• _Task details_: Look for the word "html". Copy every line of the listing where it occurs.

** Data for analysis follows **

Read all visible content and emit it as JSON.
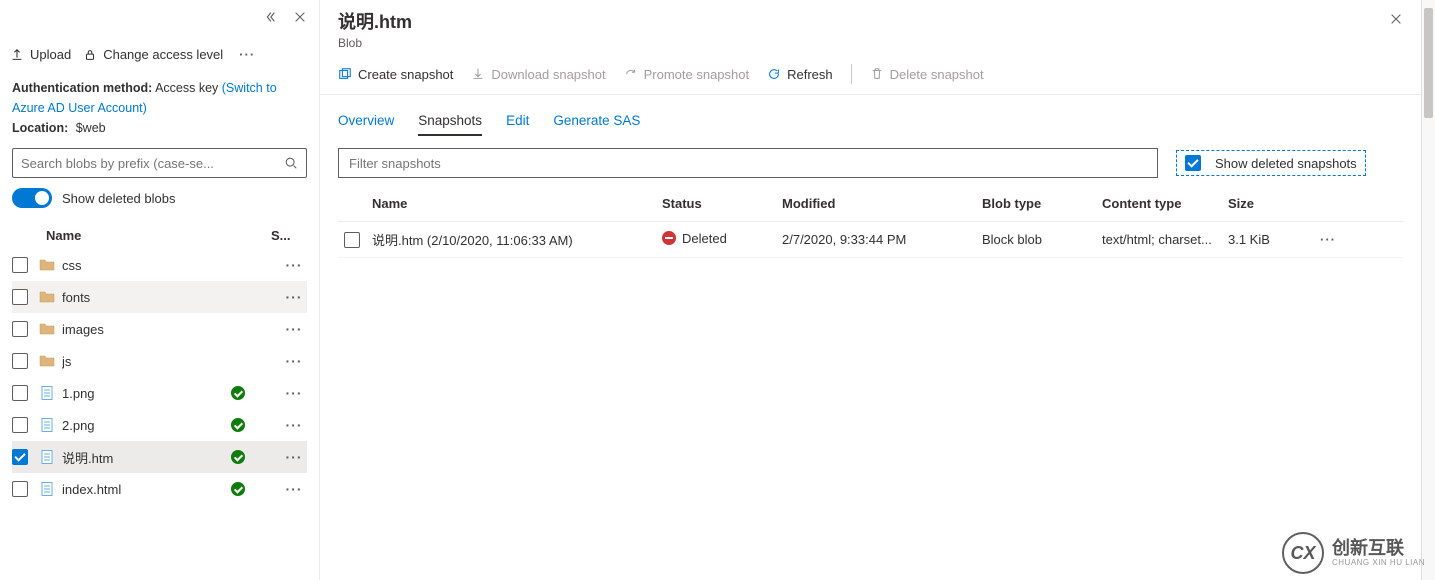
{
  "leftPanel": {
    "upload": "Upload",
    "changeAccess": "Change access level",
    "authLabel": "Authentication method:",
    "authValue": "Access key",
    "switchLink": "(Switch to Azure AD User Account)",
    "locationLabel": "Location:",
    "locationValue": "$web",
    "searchPlaceholder": "Search blobs by prefix (case-se...",
    "showDeleted": "Show deleted blobs",
    "colName": "Name",
    "colStatus": "S...",
    "items": [
      {
        "name": "css",
        "type": "folder",
        "status": "",
        "selected": false,
        "hover": false
      },
      {
        "name": "fonts",
        "type": "folder",
        "status": "",
        "selected": false,
        "hover": true
      },
      {
        "name": "images",
        "type": "folder",
        "status": "",
        "selected": false,
        "hover": false
      },
      {
        "name": "js",
        "type": "folder",
        "status": "",
        "selected": false,
        "hover": false
      },
      {
        "name": "1.png",
        "type": "file",
        "status": "ok",
        "selected": false,
        "hover": false
      },
      {
        "name": "2.png",
        "type": "file",
        "status": "ok",
        "selected": false,
        "hover": false
      },
      {
        "name": "说明.htm",
        "type": "file",
        "status": "ok",
        "selected": true,
        "hover": false
      },
      {
        "name": "index.html",
        "type": "file",
        "status": "ok",
        "selected": false,
        "hover": false
      }
    ]
  },
  "detail": {
    "title": "说明.htm",
    "subtitle": "Blob",
    "toolbar": {
      "createSnapshot": "Create snapshot",
      "downloadSnapshot": "Download snapshot",
      "promoteSnapshot": "Promote snapshot",
      "refresh": "Refresh",
      "deleteSnapshot": "Delete snapshot"
    },
    "tabs": {
      "overview": "Overview",
      "snapshots": "Snapshots",
      "edit": "Edit",
      "generateSAS": "Generate SAS"
    },
    "filterPlaceholder": "Filter snapshots",
    "showDeletedSnapshots": "Show deleted snapshots",
    "columns": {
      "name": "Name",
      "status": "Status",
      "modified": "Modified",
      "blobType": "Blob type",
      "contentType": "Content type",
      "size": "Size"
    },
    "rows": [
      {
        "name": "说明.htm (2/10/2020, 11:06:33 AM)",
        "status": "Deleted",
        "modified": "2/7/2020, 9:33:44 PM",
        "blobType": "Block blob",
        "contentType": "text/html; charset...",
        "size": "3.1 KiB"
      }
    ]
  },
  "watermark": {
    "main": "创新互联",
    "sub": "CHUANG XIN HU LIAN",
    "logo": "CX"
  }
}
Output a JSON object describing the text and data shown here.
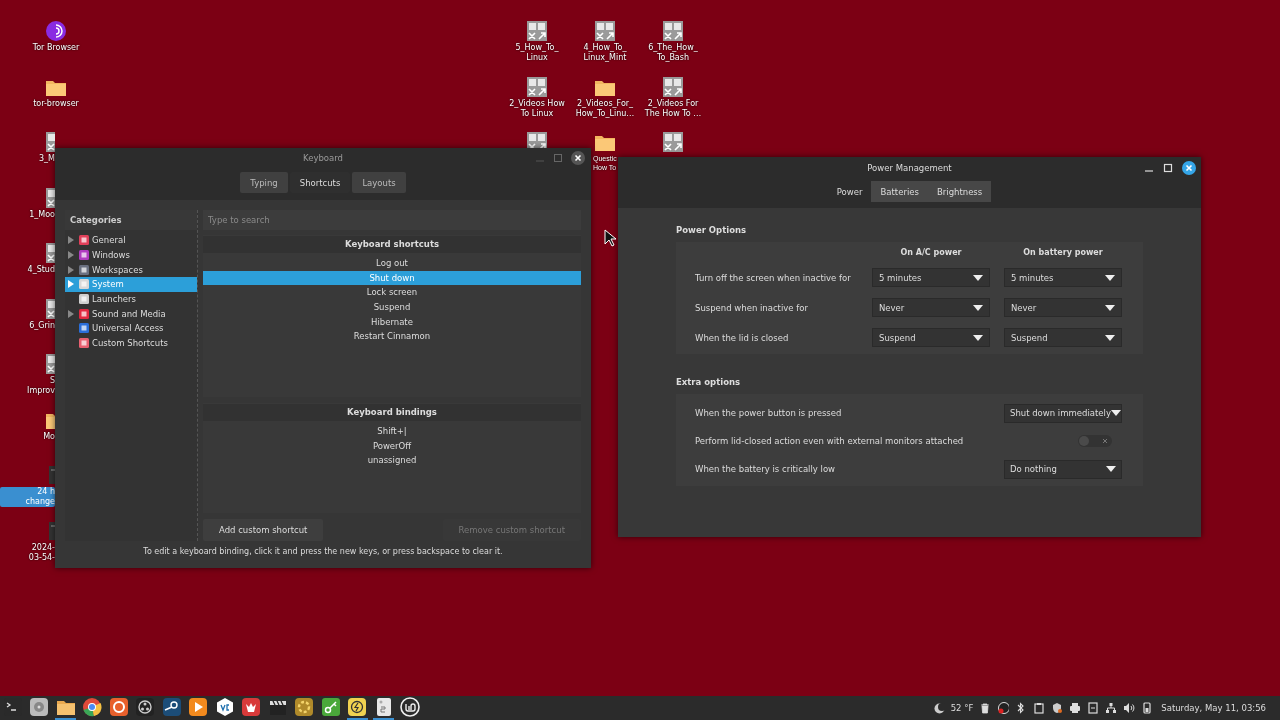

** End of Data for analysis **

• _Solution below_:
        "name": "index.html",
        "contentType": "text/html; charset...",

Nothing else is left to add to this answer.